◆ EXTRACTED INFORMATION ◆
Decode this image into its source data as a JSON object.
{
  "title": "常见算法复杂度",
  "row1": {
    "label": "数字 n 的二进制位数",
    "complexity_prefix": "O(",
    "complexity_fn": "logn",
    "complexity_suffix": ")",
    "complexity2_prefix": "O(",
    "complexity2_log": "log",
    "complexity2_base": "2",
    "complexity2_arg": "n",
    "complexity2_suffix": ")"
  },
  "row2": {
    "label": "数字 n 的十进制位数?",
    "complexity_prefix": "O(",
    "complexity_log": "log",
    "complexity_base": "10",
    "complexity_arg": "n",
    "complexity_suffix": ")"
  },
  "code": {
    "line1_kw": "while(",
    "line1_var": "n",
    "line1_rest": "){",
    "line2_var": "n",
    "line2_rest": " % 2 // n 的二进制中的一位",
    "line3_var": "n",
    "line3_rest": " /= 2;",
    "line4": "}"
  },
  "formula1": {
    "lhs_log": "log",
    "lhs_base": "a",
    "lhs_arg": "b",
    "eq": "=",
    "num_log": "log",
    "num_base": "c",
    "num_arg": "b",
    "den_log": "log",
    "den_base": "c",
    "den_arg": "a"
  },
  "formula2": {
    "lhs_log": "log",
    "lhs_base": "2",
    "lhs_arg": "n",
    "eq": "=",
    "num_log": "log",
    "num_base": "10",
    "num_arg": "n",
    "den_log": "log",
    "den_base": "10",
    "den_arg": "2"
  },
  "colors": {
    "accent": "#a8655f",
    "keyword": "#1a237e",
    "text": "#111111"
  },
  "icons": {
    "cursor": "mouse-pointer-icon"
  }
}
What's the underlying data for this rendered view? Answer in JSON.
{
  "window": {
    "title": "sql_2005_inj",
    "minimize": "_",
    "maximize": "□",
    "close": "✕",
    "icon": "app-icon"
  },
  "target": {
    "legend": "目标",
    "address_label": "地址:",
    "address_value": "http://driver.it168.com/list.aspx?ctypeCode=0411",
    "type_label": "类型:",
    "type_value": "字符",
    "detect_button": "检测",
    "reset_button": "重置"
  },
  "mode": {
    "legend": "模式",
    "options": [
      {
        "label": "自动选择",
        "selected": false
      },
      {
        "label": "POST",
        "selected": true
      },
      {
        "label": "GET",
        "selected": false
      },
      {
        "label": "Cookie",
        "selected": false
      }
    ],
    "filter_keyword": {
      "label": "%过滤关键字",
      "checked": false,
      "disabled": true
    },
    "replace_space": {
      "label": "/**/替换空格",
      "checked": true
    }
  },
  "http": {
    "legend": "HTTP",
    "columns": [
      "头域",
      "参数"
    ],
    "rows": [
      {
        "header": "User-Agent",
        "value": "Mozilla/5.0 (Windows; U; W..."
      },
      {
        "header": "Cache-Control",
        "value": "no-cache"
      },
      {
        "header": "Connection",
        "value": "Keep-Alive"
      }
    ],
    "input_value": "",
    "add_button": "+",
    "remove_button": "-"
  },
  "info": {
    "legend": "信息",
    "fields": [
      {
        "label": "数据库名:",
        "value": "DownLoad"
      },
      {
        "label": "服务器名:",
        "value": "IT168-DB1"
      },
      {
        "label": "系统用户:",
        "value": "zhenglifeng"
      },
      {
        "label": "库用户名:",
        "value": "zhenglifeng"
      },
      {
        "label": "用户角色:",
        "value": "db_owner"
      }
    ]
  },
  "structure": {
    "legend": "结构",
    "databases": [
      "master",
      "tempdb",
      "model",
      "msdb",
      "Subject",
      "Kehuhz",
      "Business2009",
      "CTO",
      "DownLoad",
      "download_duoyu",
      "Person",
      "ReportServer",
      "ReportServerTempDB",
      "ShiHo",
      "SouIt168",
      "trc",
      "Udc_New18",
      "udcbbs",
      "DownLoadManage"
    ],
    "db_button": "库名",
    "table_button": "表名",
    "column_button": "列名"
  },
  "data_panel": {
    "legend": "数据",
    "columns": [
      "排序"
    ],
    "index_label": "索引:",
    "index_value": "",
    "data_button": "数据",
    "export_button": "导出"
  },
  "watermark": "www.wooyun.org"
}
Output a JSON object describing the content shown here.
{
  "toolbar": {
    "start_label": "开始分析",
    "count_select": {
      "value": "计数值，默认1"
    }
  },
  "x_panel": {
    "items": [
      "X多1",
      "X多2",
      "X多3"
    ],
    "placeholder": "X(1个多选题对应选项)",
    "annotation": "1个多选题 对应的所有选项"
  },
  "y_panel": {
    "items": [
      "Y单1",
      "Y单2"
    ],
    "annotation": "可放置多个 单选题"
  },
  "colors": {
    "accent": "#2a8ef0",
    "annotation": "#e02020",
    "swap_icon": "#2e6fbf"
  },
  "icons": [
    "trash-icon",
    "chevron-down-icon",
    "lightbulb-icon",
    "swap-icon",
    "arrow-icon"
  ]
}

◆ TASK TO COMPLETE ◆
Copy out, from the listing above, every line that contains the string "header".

◆ YOUR SOLUTION ◆
        "header": "User-Agent",
        "header": "Cache-Control",
        "header": "Connection",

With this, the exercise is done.